About Ilan Wittenberg
After gaining a Bachelor of Science in Industrial Engineering and an MBA in Information Technology, an artist realises his passion lies elsewhere and moves into the creative realm of photography. It sounds like a career fairy tale but for Ilan Wittenberg this is a reality. Now a distinguished portrait photographer Wittenberg spends most of his time creating portraits and fine art. Ilan’s journey as a photographer began relatively recently in 2011 but he was quickly recognized as one to watch, winning a plethora of national and international awards. He is now thrilled to be working in an eye-opening field that enables him to get amongst New Zealand’s culture. The people, the atmosphere and the landscape here have contributed to Wittenberg’s shift into a photographic career, where he enjoys exercising his creative spirit. In 2014 Wittenberg was given the wonderful opportunity of presenting three themes of photography on Auckland’s scenic waterfront. Titled Black, White & Colour, it was his first endeavor to share his creations with the public in a solo exhibition, featuring portraiture, landscape and fine art. He says it was an invigorating experience to delve into, exploring his competence in creating abstract pieces. Wittenberg aimed to break through the clutter of the thousands of images we see daily by telling a story through his work, emphasizing the potential which photography has to touch peoples’ lives. During 2015, Wittenberg had the opportunity to pursue one of his true passions: documenting people in the Old City of Jerusalem. His exciting journey took him through twisted and narrow streets where merchants are proud to market their goods. Ilan’s unique eye and his ability to create quick rapport with his subjects enabled him to produce a compelling portfolio of monochrome photographs, capturing their character and the special atmosphere using ambient light only. Faces of Jerusalem was chosen to be exhibited at Te Uru Waitakere Contemporary Gallery .

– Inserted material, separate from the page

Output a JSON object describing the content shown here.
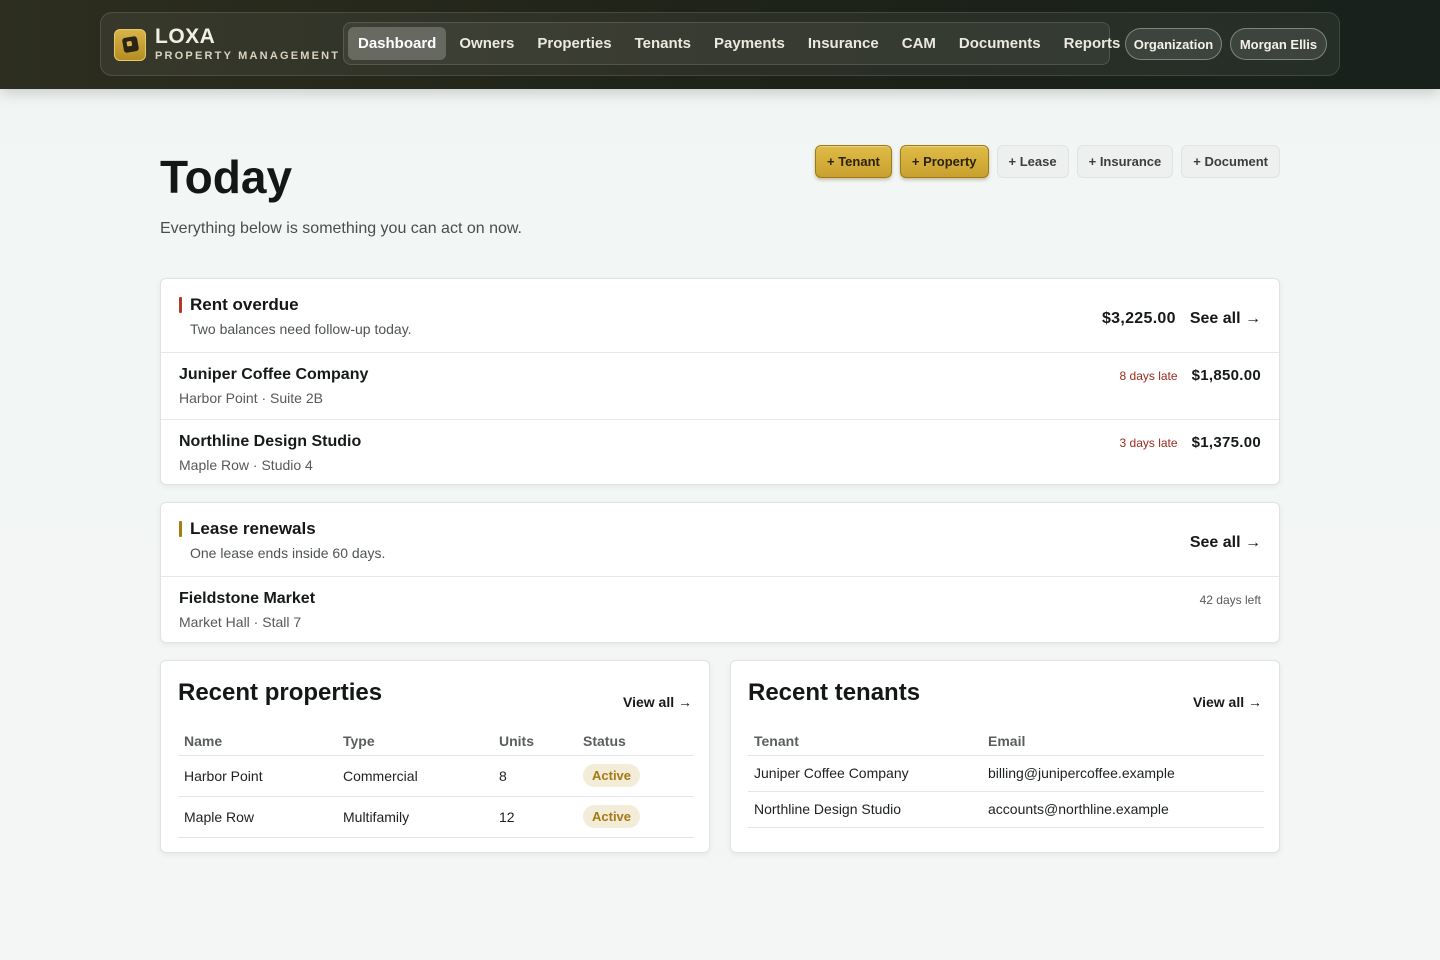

Ilan Wittenberg purchased this House in 2012
What makes this House unique
Allegro is located inside a charming complex of one bedroom units which used to be a motel in the 70's. It is located on the ground floor with easy access from the car park (near the front door) and to the beautiful lawns and swimming pool.
No refunds for cancellations made after payment is made

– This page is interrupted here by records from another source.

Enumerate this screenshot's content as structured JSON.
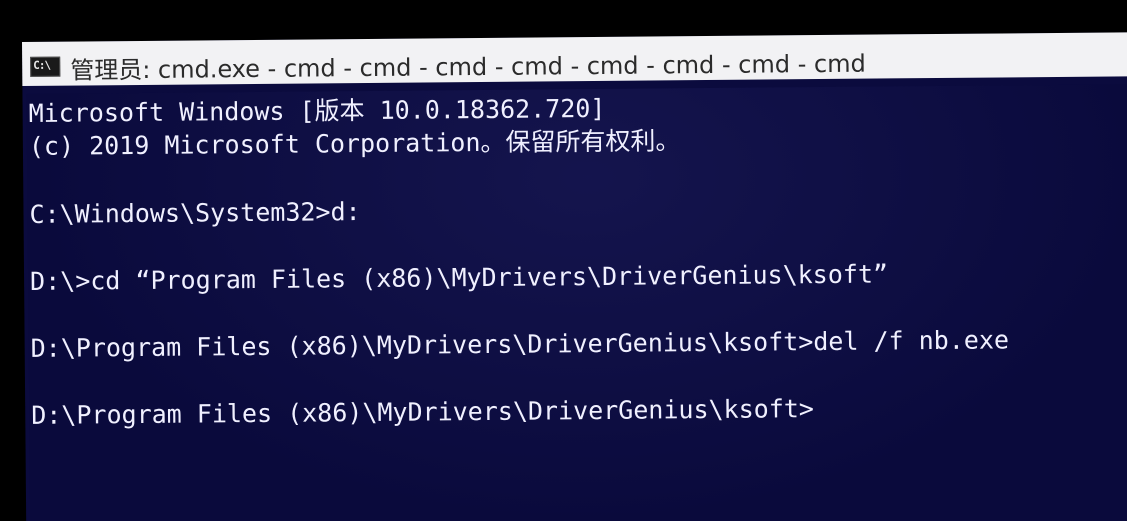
{
  "window": {
    "title": "管理员: cmd.exe - cmd - cmd - cmd - cmd - cmd - cmd - cmd - cmd",
    "icon": "cmd-icon",
    "icon_label": "C:\\"
  },
  "console": {
    "lines": [
      "Microsoft Windows [版本 10.0.18362.720]",
      "(c) 2019 Microsoft Corporation。保留所有权利。",
      "C:\\Windows\\System32>d:",
      "D:\\>cd “Program Files (x86)\\MyDrivers\\DriverGenius\\ksoft”",
      "D:\\Program Files (x86)\\MyDrivers\\DriverGenius\\ksoft>del /f nb.exe",
      "D:\\Program Files (x86)\\MyDrivers\\DriverGenius\\ksoft>"
    ]
  },
  "colors": {
    "console_background": "#0a0a3c",
    "console_text": "#f0f0ff",
    "titlebar_background": "#f2f2f4"
  }
}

Good basic accommodation
Allegro was in a perfect location for our needs. Not too far from beaches and shopping. The pool is a great asset.We would be happy to stay again.
Thanks for staying at Allegro Chris and looking forward to your next visit to Auckland!
Enjoyed our time there. The room was lovely. Will come back again.
Thanks for staying at Allegro Zara and hope to see you again on your next visit to Auckland!
We spent a great time at Allegro. The house is located in a quiet section with lots of birds singing. The lawn was perfect for the kids and the neighbours are really friendly. The kitchen was well equipped and Wi-Fi quick. The beds are very comfortable - we will be back!
Close to Takapuna.
Close to Takapuna. Nice and quiet & clean
Castor Bay is a bay and suburb of Auckland in the North Island of New Zealand. Located between Milford and Campbells Bay, it is part of the East Coast Bays. To the east lies the islands of Rangitoto and Motutapu, which are easily visible from land.
The bay itself is quite small and is well sheltered by an artificial breakwater that extends from the northern edge of the bay, running towards the south. A small bark and grass area with several large pōhutukawa trees offering shelter compliments the beachfront and an extended coastline stretches out to the north towards Campbells Bay.
Nearby John F. Kennedy Park contains old World War II bunkers that were used to survey the Hauraki Gulf and is accessible from Castor Bay by road (Beach Road) or by walkway (from the extended coastline to the north). The northern headland of Castor Bay is the site of an old Maori pā, Rahopara, that is believed to have been last inhabited and then abandoned in the 18th century, prior to European colonisation. Very little is known about the people who lived there but the tribe's ancient earth excavations are still visible.